FINDING A GENE ON THE CHROMOSOME MAP
As a scientist, you've noticed that a genetic disorder runs in families, and you want to find the gene responsible for it.
First, you identify a large family, in which some individuals have the disorder, and others don't. After enlisting the family's support and collecting DNA samples from all family members, you're ready to begin looking for the gene. Where do you go from here?
Here's one way to think about genes
What if the genetic information in each family member were like a jigsaw puzzle? Each puzzle piece would represent a set of genes organized in a specific way, similar to a chromosome. Because all humans have the same set of genes, arranged in the same order, every family member would have the same basic set of puzzle pieces. A generic human jigsaw puzzle might look like the picture at the right
But the information carried in genes differs slightly from person to person. This is what makes each of us unique. As a result, the colors of the puzzle pieces would be different between family members. While some relatives might share puzzle pieces of a certain color, other pieces would be different. Only identical twins share the exact same combination of colors and shapes.
What might a family's puzzles look like?
Look at the family of jigsaw puzzles below.
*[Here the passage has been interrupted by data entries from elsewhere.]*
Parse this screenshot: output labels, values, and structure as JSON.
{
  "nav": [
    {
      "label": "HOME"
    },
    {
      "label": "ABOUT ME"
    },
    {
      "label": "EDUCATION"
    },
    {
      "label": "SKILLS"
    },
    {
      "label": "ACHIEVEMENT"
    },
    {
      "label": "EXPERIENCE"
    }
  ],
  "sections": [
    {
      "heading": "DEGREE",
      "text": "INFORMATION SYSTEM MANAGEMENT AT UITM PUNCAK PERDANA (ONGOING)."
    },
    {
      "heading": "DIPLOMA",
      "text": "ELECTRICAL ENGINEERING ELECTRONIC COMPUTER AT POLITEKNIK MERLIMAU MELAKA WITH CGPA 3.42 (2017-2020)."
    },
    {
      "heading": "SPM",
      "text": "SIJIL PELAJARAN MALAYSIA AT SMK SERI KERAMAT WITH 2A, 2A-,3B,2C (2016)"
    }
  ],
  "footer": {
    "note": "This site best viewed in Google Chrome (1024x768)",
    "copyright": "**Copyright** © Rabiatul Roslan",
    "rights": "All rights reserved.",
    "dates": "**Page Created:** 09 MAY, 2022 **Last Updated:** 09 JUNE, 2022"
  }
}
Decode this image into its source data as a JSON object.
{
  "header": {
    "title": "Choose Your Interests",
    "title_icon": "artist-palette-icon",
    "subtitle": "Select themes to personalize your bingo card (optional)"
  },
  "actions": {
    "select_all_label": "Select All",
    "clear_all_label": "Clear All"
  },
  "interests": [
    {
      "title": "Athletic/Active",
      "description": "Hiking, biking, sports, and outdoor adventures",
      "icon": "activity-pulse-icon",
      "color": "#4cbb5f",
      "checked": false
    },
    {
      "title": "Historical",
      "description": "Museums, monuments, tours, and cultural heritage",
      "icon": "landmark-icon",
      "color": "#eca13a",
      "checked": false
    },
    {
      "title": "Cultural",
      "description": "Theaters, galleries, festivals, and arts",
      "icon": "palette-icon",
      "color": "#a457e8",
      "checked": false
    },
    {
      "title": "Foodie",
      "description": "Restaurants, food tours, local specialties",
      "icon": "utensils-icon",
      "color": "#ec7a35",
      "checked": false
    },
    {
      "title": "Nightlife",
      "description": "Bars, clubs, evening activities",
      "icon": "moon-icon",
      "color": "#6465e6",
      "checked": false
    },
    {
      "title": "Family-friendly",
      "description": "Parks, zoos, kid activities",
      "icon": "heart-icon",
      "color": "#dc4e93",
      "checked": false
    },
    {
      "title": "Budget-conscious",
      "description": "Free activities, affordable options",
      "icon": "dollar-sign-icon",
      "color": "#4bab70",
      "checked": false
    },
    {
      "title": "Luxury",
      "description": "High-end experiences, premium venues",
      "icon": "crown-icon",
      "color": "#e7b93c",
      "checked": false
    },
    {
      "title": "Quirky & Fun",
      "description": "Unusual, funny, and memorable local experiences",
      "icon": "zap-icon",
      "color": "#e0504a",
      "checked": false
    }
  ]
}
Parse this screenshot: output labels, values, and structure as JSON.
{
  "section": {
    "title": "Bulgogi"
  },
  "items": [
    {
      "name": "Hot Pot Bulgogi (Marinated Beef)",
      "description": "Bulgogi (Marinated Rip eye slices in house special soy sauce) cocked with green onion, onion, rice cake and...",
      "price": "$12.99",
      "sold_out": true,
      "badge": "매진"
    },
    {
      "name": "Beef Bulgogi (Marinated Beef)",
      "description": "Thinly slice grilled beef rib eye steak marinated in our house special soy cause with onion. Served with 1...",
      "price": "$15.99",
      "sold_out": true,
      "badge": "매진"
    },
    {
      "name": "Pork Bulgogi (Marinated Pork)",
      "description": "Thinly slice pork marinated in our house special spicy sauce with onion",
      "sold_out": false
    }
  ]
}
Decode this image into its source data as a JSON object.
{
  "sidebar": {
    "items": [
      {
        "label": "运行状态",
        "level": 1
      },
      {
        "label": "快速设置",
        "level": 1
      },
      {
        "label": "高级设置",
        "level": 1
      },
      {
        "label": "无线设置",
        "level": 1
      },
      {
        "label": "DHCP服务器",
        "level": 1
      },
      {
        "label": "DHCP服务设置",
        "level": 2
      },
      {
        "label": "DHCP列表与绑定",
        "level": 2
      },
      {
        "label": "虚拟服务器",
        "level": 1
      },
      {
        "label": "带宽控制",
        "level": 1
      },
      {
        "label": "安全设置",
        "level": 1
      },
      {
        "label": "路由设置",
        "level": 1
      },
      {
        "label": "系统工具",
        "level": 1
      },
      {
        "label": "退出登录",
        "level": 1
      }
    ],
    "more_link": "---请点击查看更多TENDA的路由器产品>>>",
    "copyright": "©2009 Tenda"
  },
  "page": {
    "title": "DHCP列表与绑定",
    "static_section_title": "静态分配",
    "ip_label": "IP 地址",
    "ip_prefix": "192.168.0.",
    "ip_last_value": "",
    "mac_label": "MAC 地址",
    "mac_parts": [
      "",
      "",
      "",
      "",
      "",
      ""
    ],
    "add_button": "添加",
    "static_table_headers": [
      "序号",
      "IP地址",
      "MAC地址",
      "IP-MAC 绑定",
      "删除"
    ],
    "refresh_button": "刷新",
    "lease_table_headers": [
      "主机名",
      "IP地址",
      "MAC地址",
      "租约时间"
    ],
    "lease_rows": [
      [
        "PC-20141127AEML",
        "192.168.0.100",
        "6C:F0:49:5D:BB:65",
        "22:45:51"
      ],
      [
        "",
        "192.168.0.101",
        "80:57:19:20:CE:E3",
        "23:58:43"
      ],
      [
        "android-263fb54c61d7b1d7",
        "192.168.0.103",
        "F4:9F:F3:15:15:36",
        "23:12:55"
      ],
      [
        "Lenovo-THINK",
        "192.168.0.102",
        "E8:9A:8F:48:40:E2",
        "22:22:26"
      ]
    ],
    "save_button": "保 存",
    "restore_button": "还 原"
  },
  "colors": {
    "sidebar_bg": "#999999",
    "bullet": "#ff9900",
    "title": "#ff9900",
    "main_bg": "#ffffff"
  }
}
Can you see how some of the child's genes are derived from one parent and some from the other parent?
The child receives exactly half of its genetic information from the mother and exactly half from the father.
Looking at things this way, can you see how you might identify a genetic link in paternity suits, where a genetic connection is sought between a child and a possible father? Half of the child's puzzle pieces must be the same as the father's.
Funding provided by The Children's Tumor Foundation, formerly The National Neurofibromatosis Foundation.